> EXERCISE: Retype the following records exactly and exclude the pictures.

[Stored data]

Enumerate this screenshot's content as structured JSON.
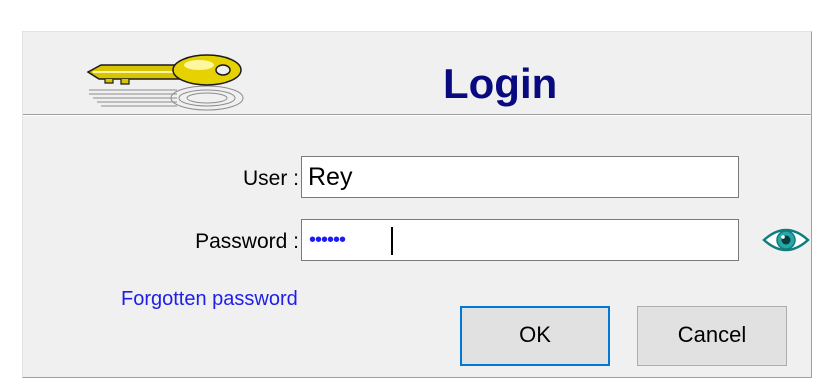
{
  "dialog": {
    "title": "Login",
    "icon": "key-icon"
  },
  "form": {
    "user_label": "User :",
    "user_value": "Rey",
    "password_label": "Password :",
    "password_masked": "••••••",
    "show_password_icon": "eye-icon",
    "forgot_link": "Forgotten password"
  },
  "buttons": {
    "ok_label": "OK",
    "cancel_label": "Cancel"
  },
  "colors": {
    "title": "#0a0a80",
    "link": "#1e1ee6",
    "password_dots": "#1d1df0",
    "dialog_bg": "#f0f0f0",
    "default_button_border": "#0078d7"
  }
}
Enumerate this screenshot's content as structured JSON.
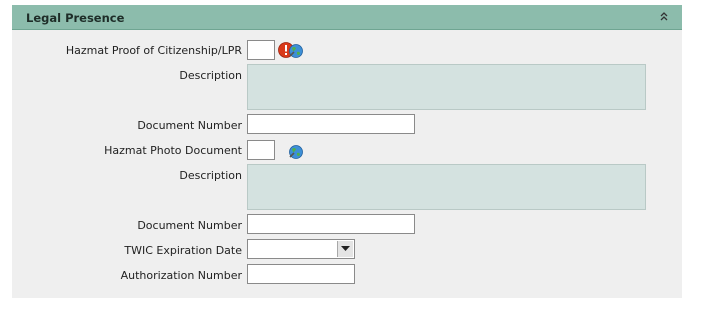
{
  "panel": {
    "title": "Legal Presence",
    "collapse_icon": "double-chevron-up-icon"
  },
  "fields": {
    "hazmat_proof": {
      "label": "Hazmat Proof of Citizenship/LPR",
      "value": ""
    },
    "description_1": {
      "label": "Description",
      "value": ""
    },
    "document_number_1": {
      "label": "Document Number",
      "value": ""
    },
    "hazmat_photo": {
      "label": "Hazmat Photo Document",
      "value": ""
    },
    "description_2": {
      "label": "Description",
      "value": ""
    },
    "document_number_2": {
      "label": "Document Number",
      "value": ""
    },
    "twic_expiration": {
      "label": "TWIC Expiration Date",
      "value": ""
    },
    "authorization_number": {
      "label": "Authorization Number",
      "value": ""
    }
  },
  "icons": {
    "error": "error-exclamation-icon",
    "lookup": "globe-lookup-icon"
  },
  "colors": {
    "header_bg": "#8cbcac",
    "panel_bg": "#efefef",
    "description_bg": "#d4e2e0",
    "error_red": "#d93a1a"
  }
}
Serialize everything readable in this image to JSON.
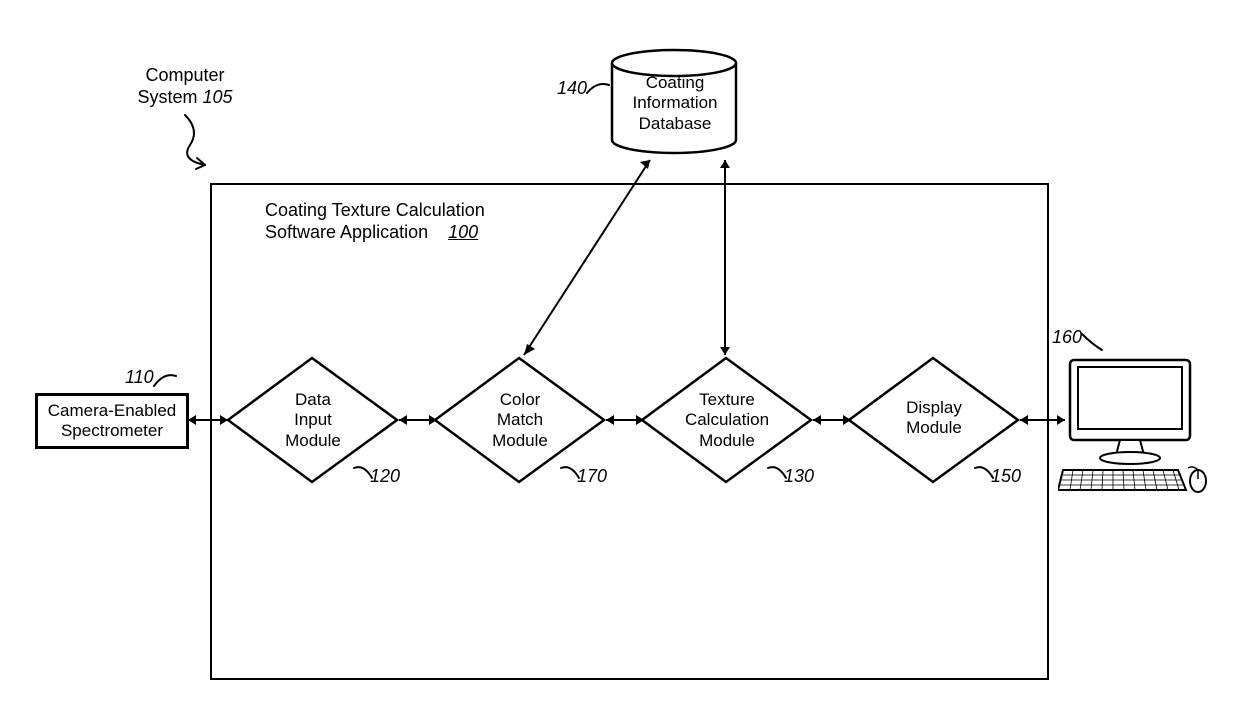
{
  "title_system": "Computer\nSystem",
  "title_system_ref": "105",
  "app_box_label": "Coating Texture Calculation\nSoftware Application",
  "app_box_ref": "100",
  "spectrometer": "Camera-Enabled\nSpectrometer",
  "spectrometer_ref": "110",
  "database": "Coating\nInformation\nDatabase",
  "database_ref": "140",
  "module_data_input": "Data\nInput\nModule",
  "module_data_input_ref": "120",
  "module_color_match": "Color\nMatch\nModule",
  "module_color_match_ref": "170",
  "module_texture_calc": "Texture\nCalculation\nModule",
  "module_texture_calc_ref": "130",
  "module_display": "Display\nModule",
  "module_display_ref": "150",
  "computer_ref": "160"
}
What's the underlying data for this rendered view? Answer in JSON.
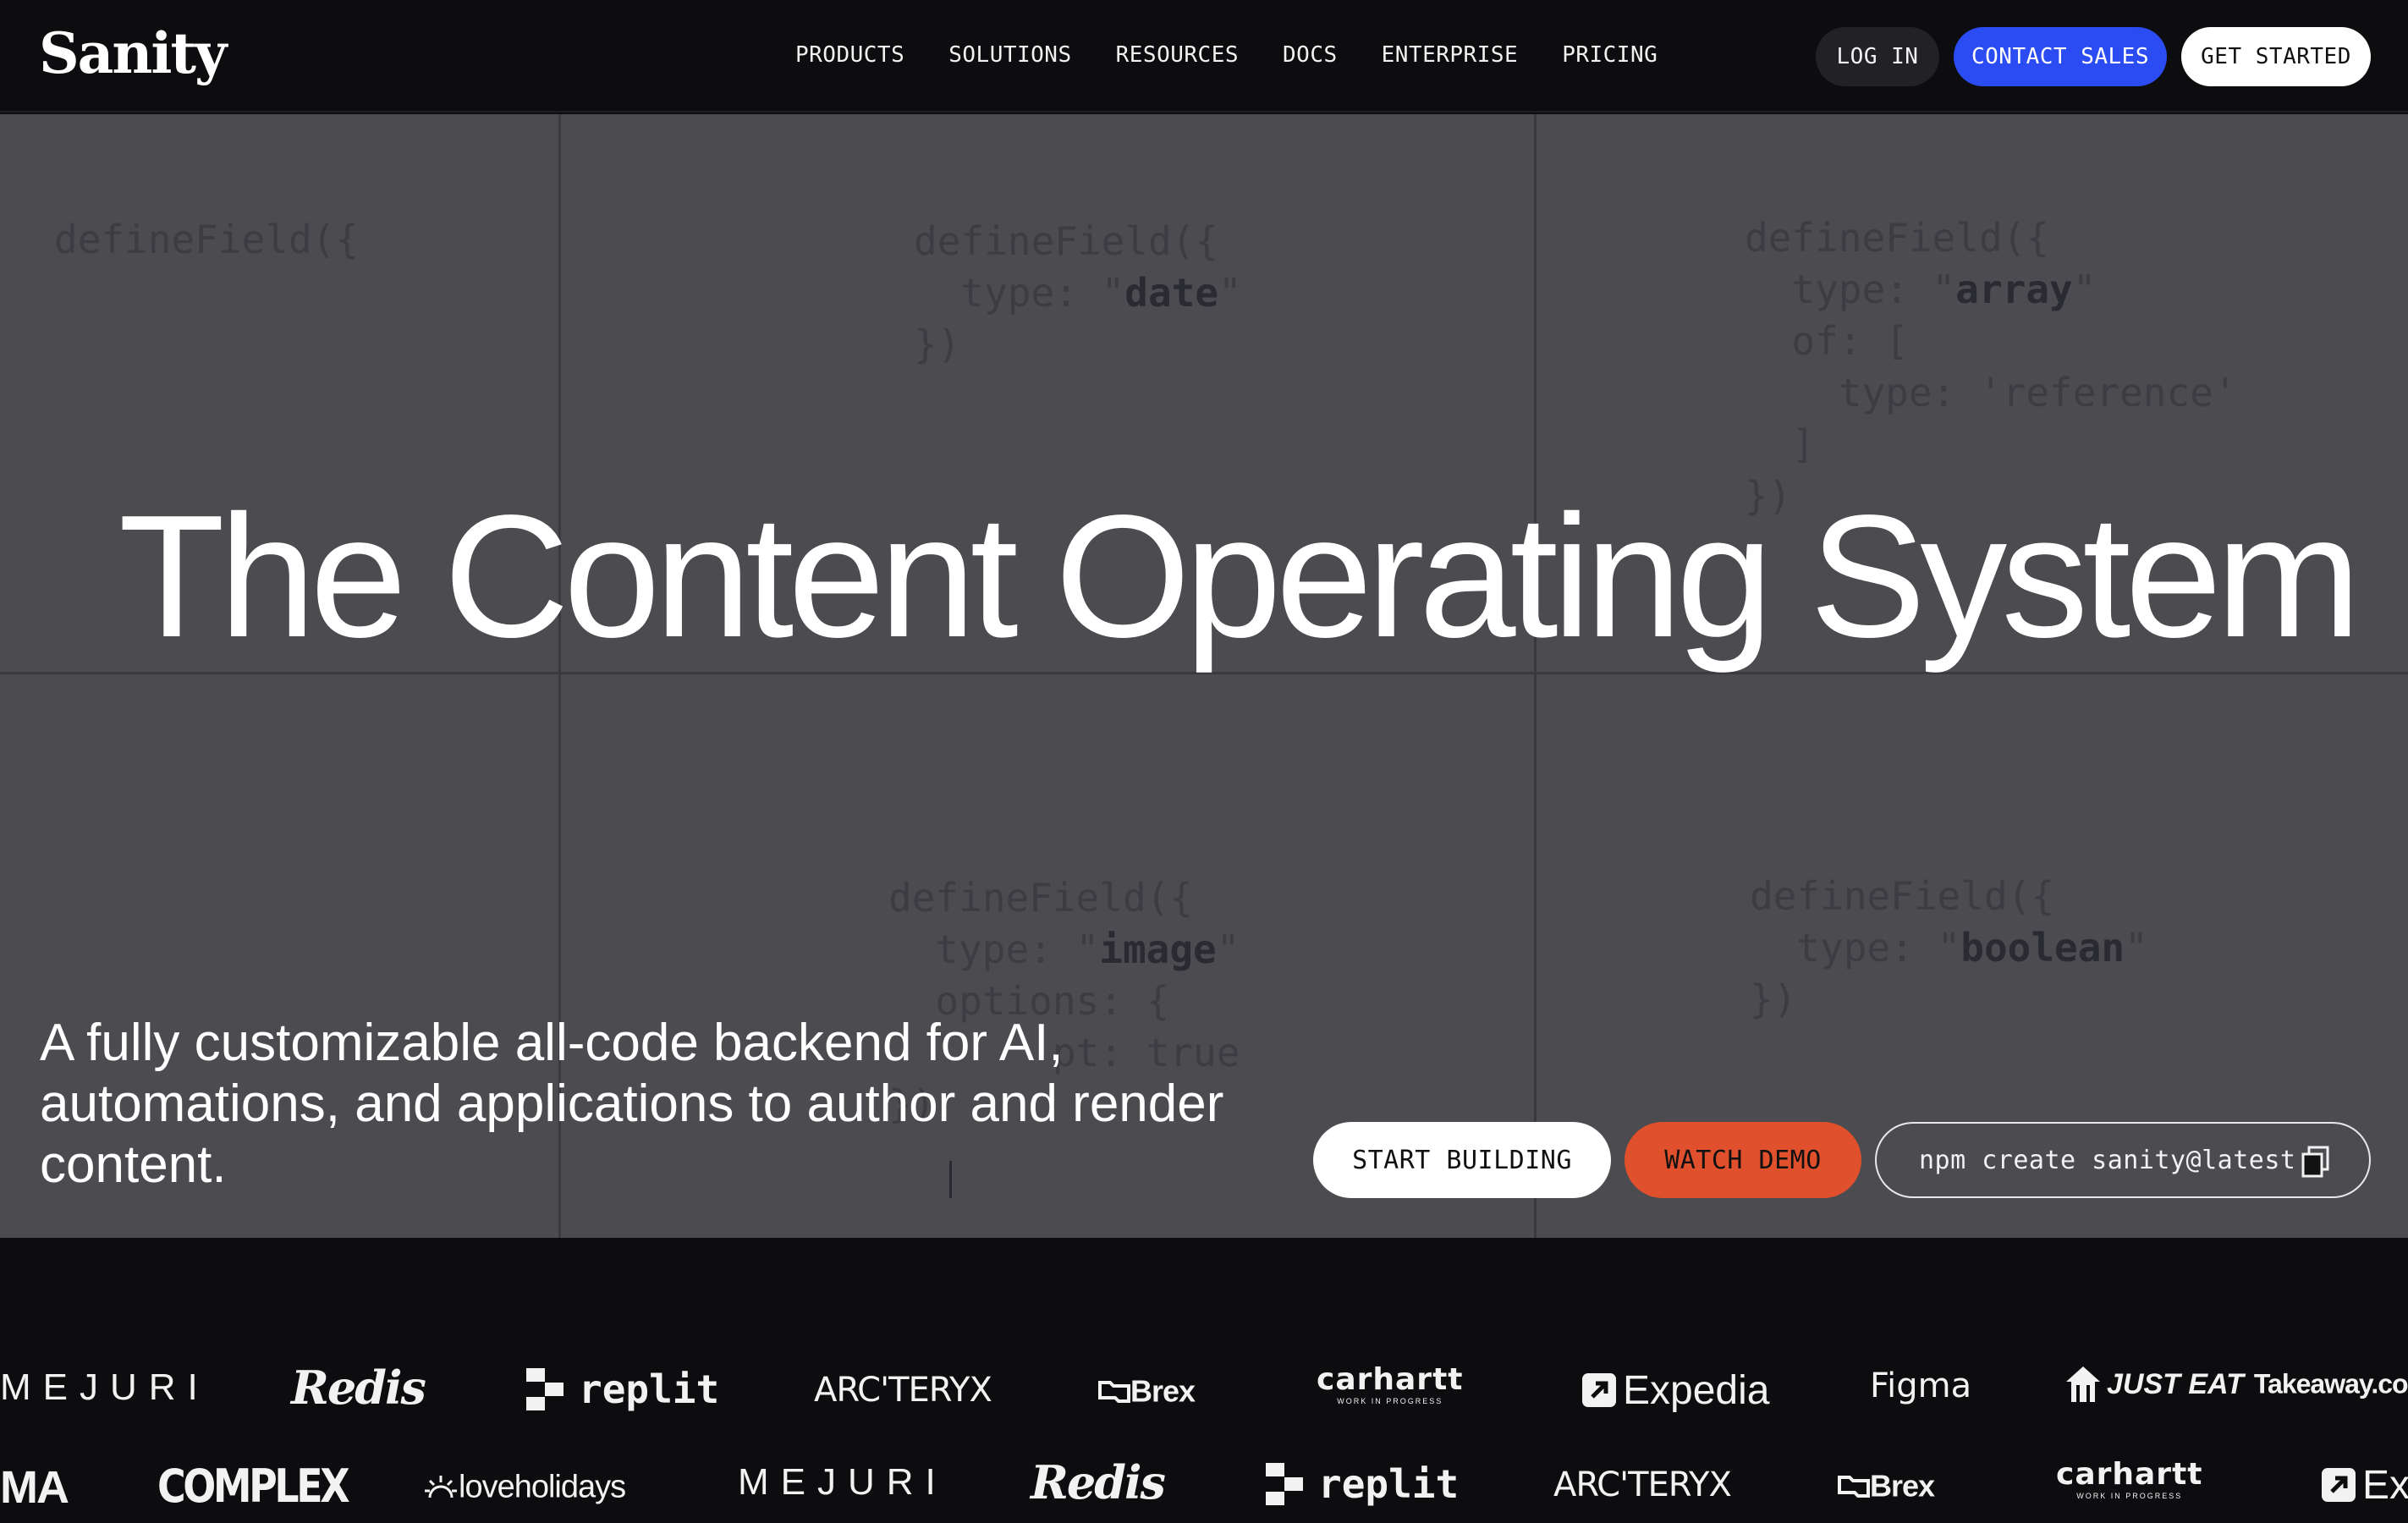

> EXERCISE RESPONSE:
Enumerate this screenshot's content as structured JSON.
{
  "dialog": {
    "title": "Login",
    "icon": "key-icon"
  },
  "form": {
    "user_label": "User :",
    "user_value": "Rey",
    "password_label": "Password :",
    "password_masked": "••••••",
    "show_password_icon": "eye-icon",
    "forgot_link": "Forgotten password"
  },
  "buttons": {
    "ok_label": "OK",
    "cancel_label": "Cancel"
  },
  "colors": {
    "title": "#0a0a80",
    "link": "#1e1ee6",
    "password_dots": "#1d1df0",
    "dialog_bg": "#f0f0f0",
    "default_button_border": "#0078d7"
  }
}
Enumerate this screenshot's content as structured JSON.
{
  "panel": {
    "title": "Legal Presence",
    "collapse_icon": "double-chevron-up-icon"
  },
  "fields": {
    "hazmat_proof": {
      "label": "Hazmat Proof of Citizenship/LPR",
      "value": ""
    },
    "description_1": {
      "label": "Description",
      "value": ""
    },
    "document_number_1": {
      "label": "Document Number",
      "value": ""
    },
    "hazmat_photo": {
      "label": "Hazmat Photo Document",
      "value": ""
    },
    "description_2": {
      "label": "Description",
      "value": ""
    },
    "document_number_2": {
      "label": "Document Number",
      "value": ""
    },
    "twic_expiration": {
      "label": "TWIC Expiration Date",
      "value": ""
    },
    "authorization_number": {
      "label": "Authorization Number",
      "value": ""
    }
  },
  "icons": {
    "error": "error-exclamation-icon",
    "lookup": "globe-lookup-icon"
  },
  "colors": {
    "header_bg": "#8cbcac",
    "panel_bg": "#efefef",
    "description_bg": "#d4e2e0",
    "error_red": "#d93a1a"
  }
}
Serialize everything readable in this image to JSON.
{
  "title_system": "Computer\nSystem",
  "title_system_ref": "105",
  "app_box_label": "Coating Texture Calculation\nSoftware Application",
  "app_box_ref": "100",
  "spectrometer": "Camera-Enabled\nSpectrometer",
  "spectrometer_ref": "110",
  "database": "Coating\nInformation\nDatabase",
  "database_ref": "140",
  "module_data_input": "Data\nInput\nModule",
  "module_data_input_ref": "120",
  "module_color_match": "Color\nMatch\nModule",
  "module_color_match_ref": "170",
  "module_texture_calc": "Texture\nCalculation\nModule",
  "module_texture_calc_ref": "130",
  "module_display": "Display\nModule",
  "module_display_ref": "150",
  "computer_ref": "160"
}
What's the underlying data for this rendered view? Answer in JSON.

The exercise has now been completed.